Labor Day is commemorated on the first Monday in September each year since the first one was celebrated in New York in 1882. Around the world outside the US, socialist and labor movements are observed on May 1 to recognize organized labor's social and economic achievements and the workers in them. This day gets scant attention in the US, but where it's prominent it's commonly to remember the Haymarket Riot of May 4, 1886 in Chicago. It followed the city's May 1 general strike for an eight hour day that led to violence breaking out on the 4th.
Labor Day became a national federal holiday when Congress passed legislation for it in June, 1894 at a time working people had few rights, management had the upper hand, only wanted to exploit them for profit, and got away with it. It took many painful years of organizing, taking to the streets, going on strike, holding boycotts, battling police and National Guard forces, and paying with their blood and lives before real gains were won. They got an eight hour day, a living wage, on-the-job benefits and the pinnacle of labor's triumph in the 1930s with the passage of the landmark Wagner Act establishing the National Labor Relations Board (NLRB). It guaranteed labor the right to bargain collectively on equal terms with management for the first time ever.
All of it was won from the grassroots. Management gave nothing until forced to and neither did government. It always sides with business never yields a thing unless threatened with disruptive work stoppages or possible insurrection. All this is in a democracy that claims to be a government of the people, by the people and for the people, most of whom are ordinary working class ones.
Since a worried Congress passed the 1935 Wagner Act during The Great Depression, the state of organized labor declined, especially post-WW II. It accelerated precipitously during the Reagan years under an administration openly hostile to worker rights in its one-side support for management. It continued unabated, under Republican and Democrat administrations, and today stands at a multi-generational low.
Under George Bush conditions got much worse. Since coming into office in 2001, he sided with management openly on policies to strip workers of their right to organize and be able to bargain for a living wage and essential benefits.
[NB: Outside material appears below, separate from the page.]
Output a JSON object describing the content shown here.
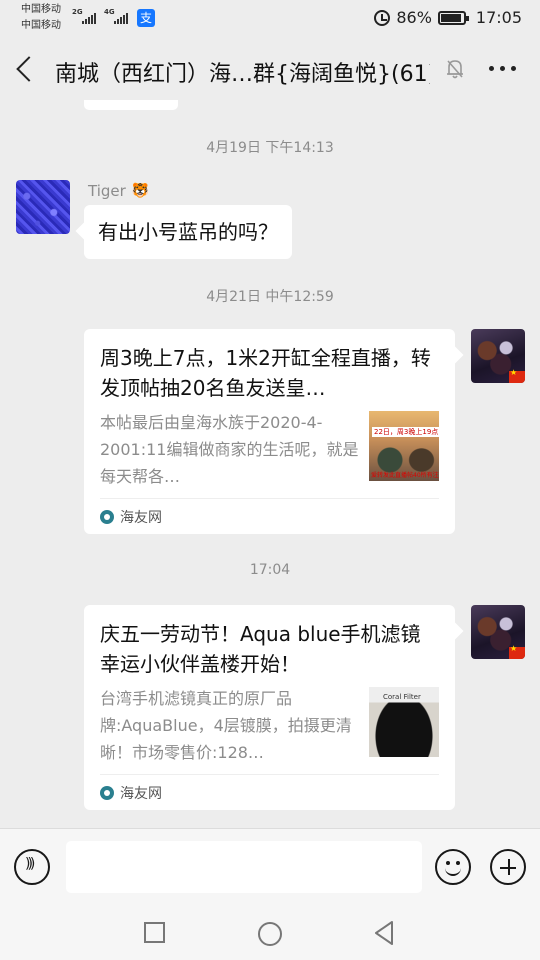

He hired anti-union officials, denied millions overtime pay, cut pay raises for 1.8 million federal workers claiming a "national emergency," and schemed to end Social Security as we know it by plotting (unsuccessfully so far) to let Wall Street sharks take it over.
Since labor's ascendency decades earlier, corporate America, in league with government, shamelessly denigrated unions and the rights of working people in them. In 1958, 34.7% of the work force was unionized, but now the figure is around 12% overall, and only 7.4% in the private sector - the lowest it's been in seven decades.
Even worse, most jobs are low-pay service sector ones because the nation's manufacturing base and many higher-paying positions in finance and technology have been offshored to low-wage developing nations. Workers there can be hired for a fraction of the pay scales here or as virtual serfs at below poverty wages as low as $2 a day or less and no benefits. They fill legions of sweatshop factory jobs in countries prohibiting unions and fair worker practice standards for Wal-Mart's "Always low prices" on the backs of ruthlessly exploited working people.
Nonetheless, on the first Monday each September, this nation "remembers" working Americans with a federally-mandated holiday in their "honor." Who's celebrating when it's disingenuously commemorated at a time worker rights are threatened, ignored, forgotten, and uncared about by heartless governments beholden to capital. They scorn working people who are no longer as deceived with meaningless bread and circus droppings at the expense of what they need most: good jobs at good pay, essential benefits, job security, and a government on their side doing what counts most - supporting their rights with worker-friendly legislation.
Workers are reminded every day that backing like that is off the table by governments shamelessly mocking their day. It's commemorated in name only by a nation beholden to capital, the corporate giants controlling it, and the best democracy their money can buy for them alone.
Stephen Lendman lives in Chicago and can be reached at firstname.lastname@example.org.
Also visit his blog site at sjlendman.blogspot.com and listen to The Steve Lendman News and Information Hour on TheMicroEffect.com Saturdays at noon US central time.